__Exercise description__
Exact copy, no pictures: return all the records as they stand.

Extracted records:
════════

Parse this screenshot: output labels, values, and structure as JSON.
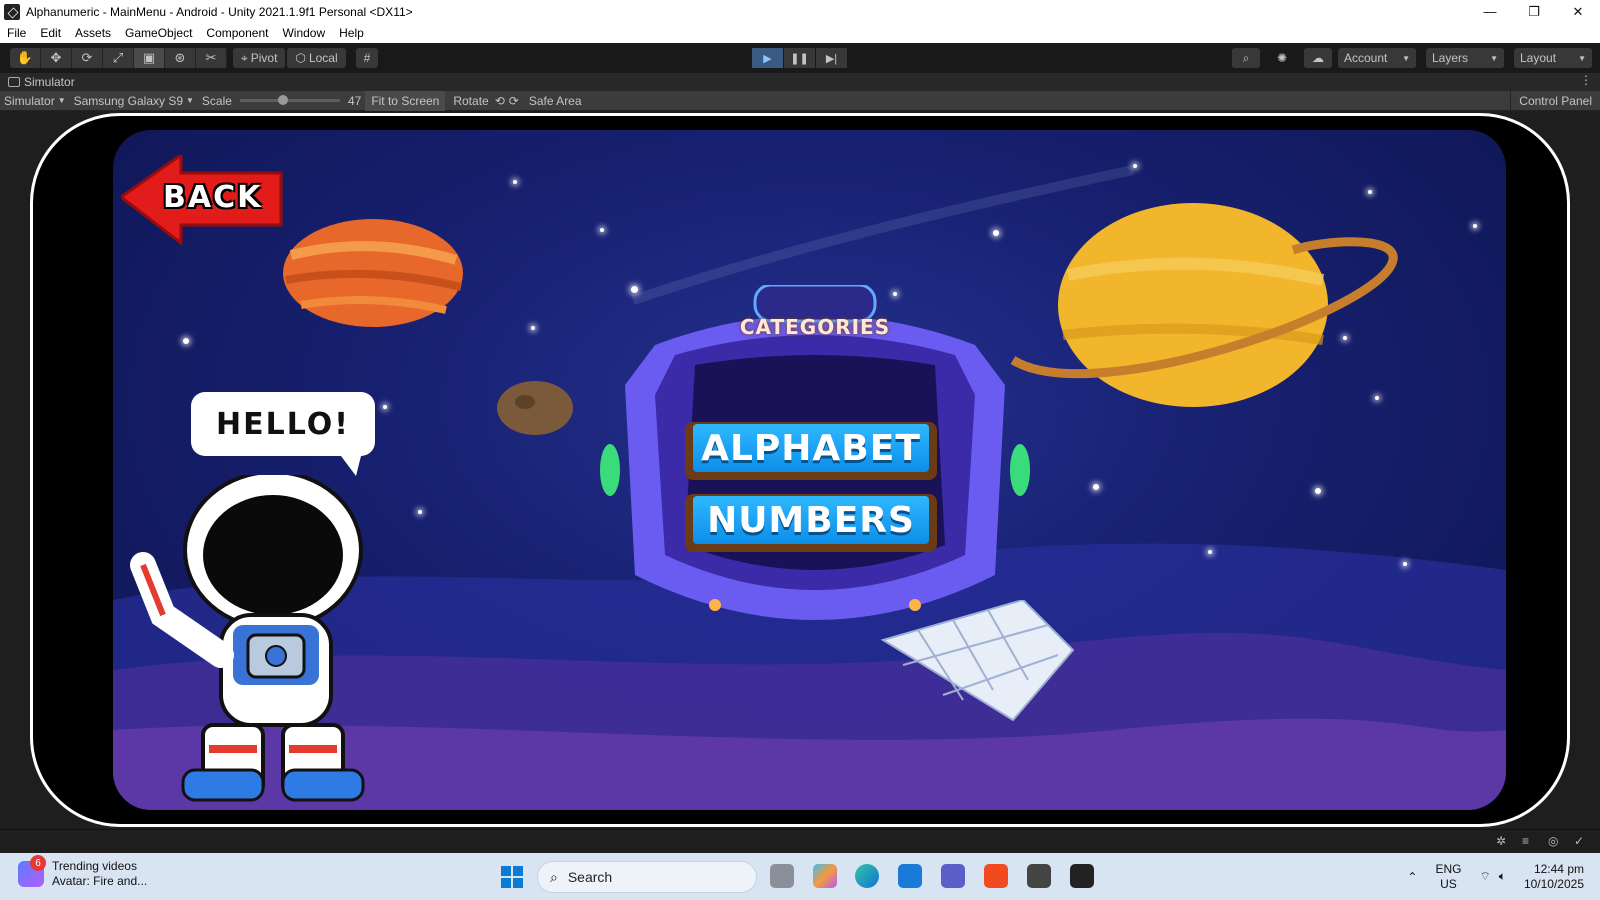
{
  "window": {
    "title": "Alphanumeric - MainMenu - Android - Unity 2021.1.9f1 Personal <DX11>",
    "controls": {
      "minimize": "—",
      "restore": "❐",
      "close": "✕"
    }
  },
  "menubar": {
    "items": [
      "File",
      "Edit",
      "Assets",
      "GameObject",
      "Component",
      "Window",
      "Help"
    ]
  },
  "toolbar": {
    "tools": [
      "hand-icon",
      "move-icon",
      "rotate-icon",
      "scale-icon",
      "rect-icon",
      "transform-icon",
      "custom-tool-icon"
    ],
    "pivot_label": "Pivot",
    "local_label": "Local",
    "account_label": "Account",
    "layers_label": "Layers",
    "layout_label": "Layout"
  },
  "tab": {
    "label": "Simulator"
  },
  "simulator_bar": {
    "mode": "Simulator",
    "device": "Samsung Galaxy S9",
    "scale_label": "Scale",
    "scale_value": "47",
    "scale_fraction": 0.42,
    "fit_label": "Fit to Screen",
    "rotate_label": "Rotate",
    "safe_area_label": "Safe Area",
    "control_panel_label": "Control Panel"
  },
  "game": {
    "back_label": "BACK",
    "speech": "HELLO!",
    "categories_title": "CATEGORIES",
    "buttons": [
      "ALPHABET",
      "NUMBERS"
    ],
    "colors": {
      "back_red": "#e21b1b",
      "button_blue": "#1ba6f6",
      "button_border": "#6b3b16",
      "planet_orange": "#e8672a",
      "planet_yellow": "#f1b62c"
    }
  },
  "taskbar": {
    "news_badge": "6",
    "news_title": "Trending videos",
    "news_subtitle": "Avatar: Fire and...",
    "search_placeholder": "Search",
    "lang_top": "ENG",
    "lang_bottom": "US",
    "time": "12:44 pm",
    "date": "10/10/2025"
  }
}
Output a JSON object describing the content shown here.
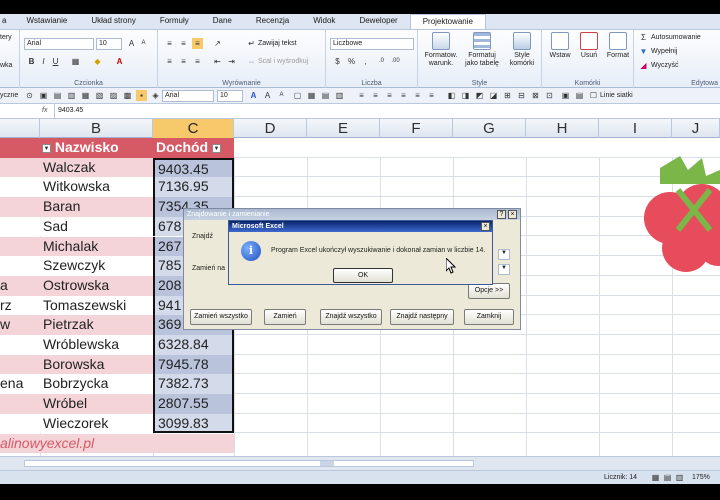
{
  "tabs": [
    "a",
    "Wstawianie",
    "Układ strony",
    "Formuły",
    "Dane",
    "Recenzja",
    "Widok",
    "Deweloper",
    "Projektowanie"
  ],
  "ribbon": {
    "font_name": "Arial",
    "font_size": "10",
    "wrap_text": "Zawijaj tekst",
    "merge_center": "Scal i wyśrodkuj",
    "number_format": "Liczbowe",
    "cond_format": "Formatow. warunk.",
    "format_table": "Formatuj jako tabelę",
    "cell_styles": "Style komórki",
    "insert": "Wstaw",
    "delete": "Usuń",
    "format": "Format",
    "autosum": "Autosumowanie",
    "fill": "Wypełnij",
    "clear": "Wyczyść",
    "group_font": "Czcionka",
    "group_align": "Wyrównanie",
    "group_number": "Liczba",
    "group_style": "Style",
    "group_cells": "Komórki",
    "group_edit": "Edytowa",
    "left_stub_top": "tery",
    "left_stub_bottom": "wka"
  },
  "qbar": {
    "left_text": "yczne",
    "font_name": "Arial",
    "font_size": "10",
    "gridlines": "Linie siatki"
  },
  "formula": {
    "fx": "fx",
    "value": "9403.45"
  },
  "columns": [
    "B",
    "C",
    "D",
    "E",
    "F",
    "G",
    "H",
    "I",
    "J"
  ],
  "table": {
    "header_b": "Nazwisko",
    "header_c": "Dochód",
    "rows": [
      {
        "a": "",
        "b": "Walczak",
        "c": "9403.45"
      },
      {
        "a": "",
        "b": "Witkowska",
        "c": "7136.95"
      },
      {
        "a": "",
        "b": "Baran",
        "c": "7354.35"
      },
      {
        "a": "",
        "b": "Sad",
        "c": "678"
      },
      {
        "a": "",
        "b": "Michalak",
        "c": "267"
      },
      {
        "a": "",
        "b": "Szewczyk",
        "c": "785"
      },
      {
        "a": "a",
        "b": "Ostrowska",
        "c": "208"
      },
      {
        "a": "rz",
        "b": "Tomaszewski",
        "c": "941"
      },
      {
        "a": "w",
        "b": "Pietrzak",
        "c": "369"
      },
      {
        "a": "",
        "b": "Wróblewska",
        "c": "6328.84"
      },
      {
        "a": "",
        "b": "Borowska",
        "c": "7945.78"
      },
      {
        "a": "ena",
        "b": "Bobrzycka",
        "c": "7382.73"
      },
      {
        "a": "",
        "b": "Wróbel",
        "c": "2807.55"
      },
      {
        "a": "",
        "b": "Wieczorek",
        "c": "3099.83"
      }
    ],
    "footer_link": "alinowyexcel.pl"
  },
  "status": {
    "count": "Licznik: 14",
    "zoom": "175%"
  },
  "find_dialog": {
    "title": "Znajdowanie i zamienianie",
    "find_label": "Znajdź",
    "replace_label": "Zamień na",
    "options_btn": "Opcje >>",
    "btn_replace_all": "Zamień wszystko",
    "btn_replace": "Zamień",
    "btn_find_all": "Znajdź wszystko",
    "btn_find_next": "Znajdź następny",
    "btn_close": "Zamknij",
    "help_btn": "?",
    "close_btn": "×"
  },
  "msgbox": {
    "title": "Microsoft Excel",
    "message": "Program Excel ukończył wyszukiwanie i dokonał zamian w liczbie 14.",
    "ok": "OK",
    "close_btn": "×",
    "info_glyph": "i"
  },
  "colors": {
    "header_red": "#d65a66",
    "row_pink": "#f4d4d8",
    "selection_blue": "#b9c4dc",
    "accent_orange": "#f7c96b",
    "raspberry": "#e74c5c",
    "leaf_green": "#7ab648"
  }
}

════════

__Result__
Parse this screenshot: output labels, values, and structure as JSON.
{
  "window": {
    "title": "Alphanumeric - MainMenu - Android - Unity 2021.1.9f1 Personal <DX11>",
    "controls": {
      "minimize": "—",
      "restore": "❐",
      "close": "✕"
    }
  },
  "menubar": {
    "items": [
      "File",
      "Edit",
      "Assets",
      "GameObject",
      "Component",
      "Window",
      "Help"
    ]
  },
  "toolbar": {
    "tools": [
      "hand-icon",
      "move-icon",
      "rotate-icon",
      "scale-icon",
      "rect-icon",
      "transform-icon",
      "custom-tool-icon"
    ],
    "pivot_label": "Pivot",
    "local_label": "Local",
    "account_label": "Account",
    "layers_label": "Layers",
    "layout_label": "Layout"
  },
  "tab": {
    "label": "Simulator"
  },
  "simulator_bar": {
    "mode": "Simulator",
    "device": "Samsung Galaxy S9",
    "scale_label": "Scale",
    "scale_value": "47",
    "scale_fraction": 0.42,
    "fit_label": "Fit to Screen",
    "rotate_label": "Rotate",
    "safe_area_label": "Safe Area",
    "control_panel_label": "Control Panel"
  },
  "game": {
    "back_label": "BACK",
    "speech": "HELLO!",
    "categories_title": "CATEGORIES",
    "buttons": [
      "ALPHABET",
      "NUMBERS"
    ],
    "colors": {
      "back_red": "#e21b1b",
      "button_blue": "#1ba6f6",
      "button_border": "#6b3b16",
      "planet_orange": "#e8672a",
      "planet_yellow": "#f1b62c"
    }
  },
  "taskbar": {
    "news_badge": "6",
    "news_title": "Trending videos",
    "news_subtitle": "Avatar: Fire and...",
    "search_placeholder": "Search",
    "lang_top": "ENG",
    "lang_bottom": "US",
    "time": "12:44 pm",
    "date": "10/10/2025"
  }
}
Output a JSON object describing the content shown here.
{
  "tabs": [
    "a",
    "Wstawianie",
    "Układ strony",
    "Formuły",
    "Dane",
    "Recenzja",
    "Widok",
    "Deweloper",
    "Projektowanie"
  ],
  "ribbon": {
    "font_name": "Arial",
    "font_size": "10",
    "wrap_text": "Zawijaj tekst",
    "merge_center": "Scal i wyśrodkuj",
    "number_format": "Liczbowe",
    "cond_format": "Formatow. warunk.",
    "format_table": "Formatuj jako tabelę",
    "cell_styles": "Style komórki",
    "insert": "Wstaw",
    "delete": "Usuń",
    "format": "Format",
    "autosum": "Autosumowanie",
    "fill": "Wypełnij",
    "clear": "Wyczyść",
    "group_font": "Czcionka",
    "group_align": "Wyrównanie",
    "group_number": "Liczba",
    "group_style": "Style",
    "group_cells": "Komórki",
    "group_edit": "Edytowa",
    "left_stub_top": "tery",
    "left_stub_bottom": "wka"
  },
  "qbar": {
    "left_text": "yczne",
    "font_name": "Arial",
    "font_size": "10",
    "gridlines": "Linie siatki"
  },
  "formula": {
    "fx": "fx",
    "value": "9403.45"
  },
  "columns": [
    "B",
    "C",
    "D",
    "E",
    "F",
    "G",
    "H",
    "I",
    "J"
  ],
  "table": {
    "header_b": "Nazwisko",
    "header_c": "Dochód",
    "rows": [
      {
        "a": "",
        "b": "Walczak",
        "c": "9403.45"
      },
      {
        "a": "",
        "b": "Witkowska",
        "c": "7136.95"
      },
      {
        "a": "",
        "b": "Baran",
        "c": "7354.35"
      },
      {
        "a": "",
        "b": "Sad",
        "c": "678"
      },
      {
        "a": "",
        "b": "Michalak",
        "c": "267"
      },
      {
        "a": "",
        "b": "Szewczyk",
        "c": "785"
      },
      {
        "a": "a",
        "b": "Ostrowska",
        "c": "208"
      },
      {
        "a": "rz",
        "b": "Tomaszewski",
        "c": "941"
      },
      {
        "a": "w",
        "b": "Pietrzak",
        "c": "369"
      },
      {
        "a": "",
        "b": "Wróblewska",
        "c": "6328.84"
      },
      {
        "a": "",
        "b": "Borowska",
        "c": "7945.78"
      },
      {
        "a": "ena",
        "b": "Bobrzycka",
        "c": "7382.73"
      },
      {
        "a": "",
        "b": "Wróbel",
        "c": "2807.55"
      },
      {
        "a": "",
        "b": "Wieczorek",
        "c": "3099.83"
      }
    ],
    "footer_link": "alinowyexcel.pl"
  },
  "status": {
    "count": "Licznik: 14",
    "zoom": "175%"
  },
  "find_dialog": {
    "title": "Znajdowanie i zamienianie",
    "find_label": "Znajdź",
    "replace_label": "Zamień na",
    "options_btn": "Opcje >>",
    "btn_replace_all": "Zamień wszystko",
    "btn_replace": "Zamień",
    "btn_find_all": "Znajdź wszystko",
    "btn_find_next": "Znajdź następny",
    "btn_close": "Zamknij",
    "help_btn": "?",
    "close_btn": "×"
  },
  "msgbox": {
    "title": "Microsoft Excel",
    "message": "Program Excel ukończył wyszukiwanie i dokonał zamian w liczbie 14.",
    "ok": "OK",
    "close_btn": "×",
    "info_glyph": "i"
  },
  "colors": {
    "header_red": "#d65a66",
    "row_pink": "#f4d4d8",
    "selection_blue": "#b9c4dc",
    "accent_orange": "#f7c96b",
    "raspberry": "#e74c5c",
    "leaf_green": "#7ab648"
  }
}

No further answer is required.